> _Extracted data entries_
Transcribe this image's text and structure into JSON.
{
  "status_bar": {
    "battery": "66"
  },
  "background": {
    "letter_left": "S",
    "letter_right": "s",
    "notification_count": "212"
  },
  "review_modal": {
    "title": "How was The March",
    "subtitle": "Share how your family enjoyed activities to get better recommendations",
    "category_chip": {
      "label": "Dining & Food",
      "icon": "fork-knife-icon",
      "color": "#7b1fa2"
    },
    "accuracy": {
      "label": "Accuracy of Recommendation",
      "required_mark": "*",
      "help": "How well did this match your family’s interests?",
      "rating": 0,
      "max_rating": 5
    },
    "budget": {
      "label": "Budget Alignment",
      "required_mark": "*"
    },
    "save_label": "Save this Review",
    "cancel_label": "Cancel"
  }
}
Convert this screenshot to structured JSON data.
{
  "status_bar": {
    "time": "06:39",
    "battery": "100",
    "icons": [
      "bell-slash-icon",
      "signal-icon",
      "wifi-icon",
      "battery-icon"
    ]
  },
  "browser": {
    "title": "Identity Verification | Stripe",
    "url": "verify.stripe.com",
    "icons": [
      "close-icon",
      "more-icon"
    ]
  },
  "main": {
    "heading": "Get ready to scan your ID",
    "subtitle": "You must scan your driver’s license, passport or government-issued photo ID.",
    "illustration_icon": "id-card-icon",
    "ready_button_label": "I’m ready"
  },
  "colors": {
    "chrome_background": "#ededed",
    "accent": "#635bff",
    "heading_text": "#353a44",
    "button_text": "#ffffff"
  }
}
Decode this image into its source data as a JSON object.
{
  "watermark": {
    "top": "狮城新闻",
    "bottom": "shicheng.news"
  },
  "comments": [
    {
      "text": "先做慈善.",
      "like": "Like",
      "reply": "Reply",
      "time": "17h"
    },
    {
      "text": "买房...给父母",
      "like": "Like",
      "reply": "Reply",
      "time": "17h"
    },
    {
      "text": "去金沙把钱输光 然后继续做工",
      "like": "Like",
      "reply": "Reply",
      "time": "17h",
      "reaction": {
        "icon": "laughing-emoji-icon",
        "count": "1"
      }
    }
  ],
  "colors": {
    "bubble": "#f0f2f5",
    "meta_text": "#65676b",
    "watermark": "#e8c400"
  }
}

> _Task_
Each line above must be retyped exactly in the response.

> _Answer below_
Transcribe this image's text and structure into JSON.
{
  "status_bar": {
    "battery": "66"
  },
  "background": {
    "letter_left": "S",
    "letter_right": "s",
    "notification_count": "212"
  },
  "review_modal": {
    "title": "How was The March",
    "subtitle": "Share how your family enjoyed activities to get better recommendations",
    "category_chip": {
      "label": "Dining & Food",
      "icon": "fork-knife-icon",
      "color": "#7b1fa2"
    },
    "accuracy": {
      "label": "Accuracy of Recommendation",
      "required_mark": "*",
      "help": "How well did this match your family’s interests?",
      "rating": 0,
      "max_rating": 5
    },
    "budget": {
      "label": "Budget Alignment",
      "required_mark": "*"
    },
    "save_label": "Save this Review",
    "cancel_label": "Cancel"
  }
}
Convert this screenshot to structured JSON data.
{
  "status_bar": {
    "time": "06:39",
    "battery": "100",
    "icons": [
      "bell-slash-icon",
      "signal-icon",
      "wifi-icon",
      "battery-icon"
    ]
  },
  "browser": {
    "title": "Identity Verification | Stripe",
    "url": "verify.stripe.com",
    "icons": [
      "close-icon",
      "more-icon"
    ]
  },
  "main": {
    "heading": "Get ready to scan your ID",
    "subtitle": "You must scan your driver’s license, passport or government-issued photo ID.",
    "illustration_icon": "id-card-icon",
    "ready_button_label": "I’m ready"
  },
  "colors": {
    "chrome_background": "#ededed",
    "accent": "#635bff",
    "heading_text": "#353a44",
    "button_text": "#ffffff"
  }
}
Decode this image into its source data as a JSON object.
{
  "watermark": {
    "top": "狮城新闻",
    "bottom": "shicheng.news"
  },
  "comments": [
    {
      "text": "先做慈善.",
      "like": "Like",
      "reply": "Reply",
      "time": "17h"
    },
    {
      "text": "买房...给父母",
      "like": "Like",
      "reply": "Reply",
      "time": "17h"
    },
    {
      "text": "去金沙把钱输光 然后继续做工",
      "like": "Like",
      "reply": "Reply",
      "time": "17h",
      "reaction": {
        "icon": "laughing-emoji-icon",
        "count": "1"
      }
    }
  ],
  "colors": {
    "bubble": "#f0f2f5",
    "meta_text": "#65676b",
    "watermark": "#e8c400"
  }
}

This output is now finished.